Their Christian walk is debatable. That is, some who know them best question the depth of their walk with God – primarily because the leaders they are in public are not always the people they are in private. Needless to say, this problem is, among all these listed here, the most serious one for Christian teachers and leaders.
Several times in my teaching career, I’ve asked graduate students to give me descriptions of the worst teachers they’ve had. During those same years, I’ve watched leaders, discussed leadership, and read leadership books to learn characteristics of good and bad leaders. Perhaps not surprisingly, I’ve seen that some of the characteristics of bad teachers and bad leaders are the same.
- They don’t communicate well. Sometimes they just don’t communicate; they expect others to read their mind and meet their unstated expectations. At other times, they are simply boring when they do try to communicate.
- They make others feel dumb. They don’t miss many opportunities to point out when others are wrong. Nor do they miss a chance to show others how much they know. Eventually, no one speaks up around them – and the worst teachers and leaders are too unaware to recognize they are often the problem.
- They’re disorganized. Maybe they’re just so busy that it’s hard to stay on top of everything, or maybe they’re just plain disorganized. Either way, they usually can’t figure out why others struggle with following their unclear – and often changing – directions.
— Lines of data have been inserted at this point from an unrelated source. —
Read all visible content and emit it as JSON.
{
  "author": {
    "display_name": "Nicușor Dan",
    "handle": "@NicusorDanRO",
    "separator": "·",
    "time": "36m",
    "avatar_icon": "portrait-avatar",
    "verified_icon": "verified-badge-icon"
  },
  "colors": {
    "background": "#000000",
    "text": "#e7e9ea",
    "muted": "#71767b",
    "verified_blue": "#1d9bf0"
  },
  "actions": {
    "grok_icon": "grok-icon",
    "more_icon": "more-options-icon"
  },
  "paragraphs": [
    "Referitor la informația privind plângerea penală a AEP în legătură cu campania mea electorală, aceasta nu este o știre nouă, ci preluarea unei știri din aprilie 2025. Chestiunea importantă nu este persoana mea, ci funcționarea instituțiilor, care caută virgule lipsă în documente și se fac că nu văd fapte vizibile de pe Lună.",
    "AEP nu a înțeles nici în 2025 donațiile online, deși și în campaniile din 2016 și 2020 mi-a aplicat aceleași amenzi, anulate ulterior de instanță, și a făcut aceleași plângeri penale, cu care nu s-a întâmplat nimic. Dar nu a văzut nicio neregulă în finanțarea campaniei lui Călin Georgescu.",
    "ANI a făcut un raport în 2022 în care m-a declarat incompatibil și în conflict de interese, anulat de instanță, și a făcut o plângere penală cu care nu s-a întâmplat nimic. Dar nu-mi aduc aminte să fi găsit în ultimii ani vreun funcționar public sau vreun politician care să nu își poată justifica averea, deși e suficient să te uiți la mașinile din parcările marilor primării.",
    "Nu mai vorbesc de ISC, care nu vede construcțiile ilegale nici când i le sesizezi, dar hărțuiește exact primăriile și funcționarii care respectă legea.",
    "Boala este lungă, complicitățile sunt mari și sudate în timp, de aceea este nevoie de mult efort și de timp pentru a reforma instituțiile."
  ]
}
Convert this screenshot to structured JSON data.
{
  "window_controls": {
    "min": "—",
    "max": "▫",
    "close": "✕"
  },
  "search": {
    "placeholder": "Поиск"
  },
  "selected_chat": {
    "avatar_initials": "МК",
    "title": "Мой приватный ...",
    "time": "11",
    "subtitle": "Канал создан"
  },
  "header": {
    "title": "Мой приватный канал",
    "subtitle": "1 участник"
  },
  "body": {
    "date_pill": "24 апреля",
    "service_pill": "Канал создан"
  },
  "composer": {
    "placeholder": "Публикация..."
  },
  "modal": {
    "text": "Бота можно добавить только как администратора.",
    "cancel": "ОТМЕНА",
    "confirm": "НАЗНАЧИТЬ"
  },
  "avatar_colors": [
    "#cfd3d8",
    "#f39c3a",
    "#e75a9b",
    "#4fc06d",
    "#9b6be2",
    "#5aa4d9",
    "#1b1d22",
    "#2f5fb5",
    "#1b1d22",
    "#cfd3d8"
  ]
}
- They’re disconnected. Many are the students and staff members who are frustrated by teachers and leaders who are nowhere to be found. When the teacher or leader fails to build relationships, those he teaches or leads become means to an end – not people created in the image of God.